Each line of the records below that holds "icon" should be returned.

### Supplied material

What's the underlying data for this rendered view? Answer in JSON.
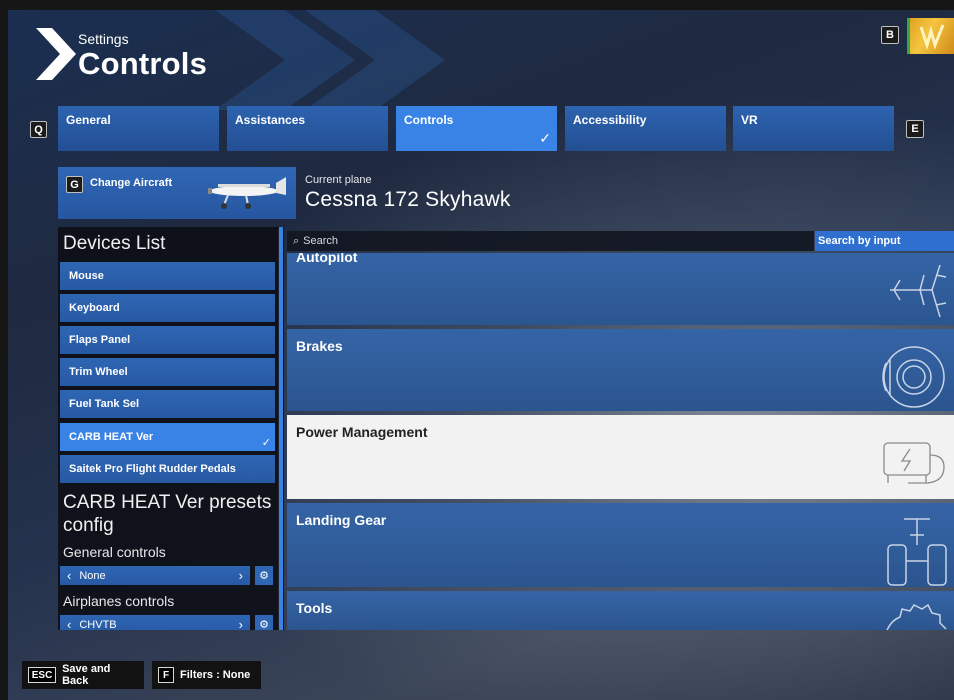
{
  "header": {
    "supertitle": "Settings",
    "title": "Controls",
    "key_b": "B",
    "key_q": "Q",
    "key_e": "E"
  },
  "tabs": [
    {
      "label": "General",
      "active": false
    },
    {
      "label": "Assistances",
      "active": false
    },
    {
      "label": "Controls",
      "active": true
    },
    {
      "label": "Accessibility",
      "active": false
    },
    {
      "label": "VR",
      "active": false
    }
  ],
  "aircraft": {
    "key": "G",
    "change_label": "Change Aircraft",
    "current_label": "Current plane",
    "current_value": "Cessna 172 Skyhawk"
  },
  "devices": {
    "title": "Devices List",
    "items": [
      {
        "label": "Mouse",
        "active": false
      },
      {
        "label": "Keyboard",
        "active": false
      },
      {
        "label": "Flaps Panel",
        "active": false
      },
      {
        "label": "Trim Wheel",
        "active": false
      },
      {
        "label": "Fuel Tank Sel",
        "active": false
      },
      {
        "label": "CARB HEAT Ver",
        "active": true
      },
      {
        "label": "Saitek Pro Flight Rudder Pedals",
        "active": false
      }
    ],
    "presets_title": "CARB HEAT Ver presets config",
    "general_controls_label": "General controls",
    "general_controls_value": "None",
    "airplanes_controls_label": "Airplanes controls",
    "airplanes_controls_value": "CHVTB"
  },
  "search": {
    "placeholder": "Search",
    "search_by_input": "Search by input"
  },
  "categories": [
    {
      "label": "Autopilot",
      "icon": "airplane-icon",
      "highlighted": false
    },
    {
      "label": "Brakes",
      "icon": "brake-disc-icon",
      "highlighted": false
    },
    {
      "label": "Power Management",
      "icon": "battery-icon",
      "highlighted": true
    },
    {
      "label": "Landing Gear",
      "icon": "landing-gear-icon",
      "highlighted": false
    },
    {
      "label": "Tools",
      "icon": "gear-icon",
      "highlighted": false
    }
  ],
  "footer": {
    "back_key": "ESC",
    "back_label": "Save and Back",
    "filters_key": "F",
    "filters_label": "Filters : None"
  },
  "colors": {
    "accent": "#3a83e6",
    "tab_blue": "#2d63b0",
    "highlight": "#f2f2f2"
  }
}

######

▶ _Exercise result_
      "icon": "airplane-icon",
      "icon": "brake-disc-icon",
      "icon": "battery-icon",
      "icon": "landing-gear-icon",
      "icon": "gear-icon",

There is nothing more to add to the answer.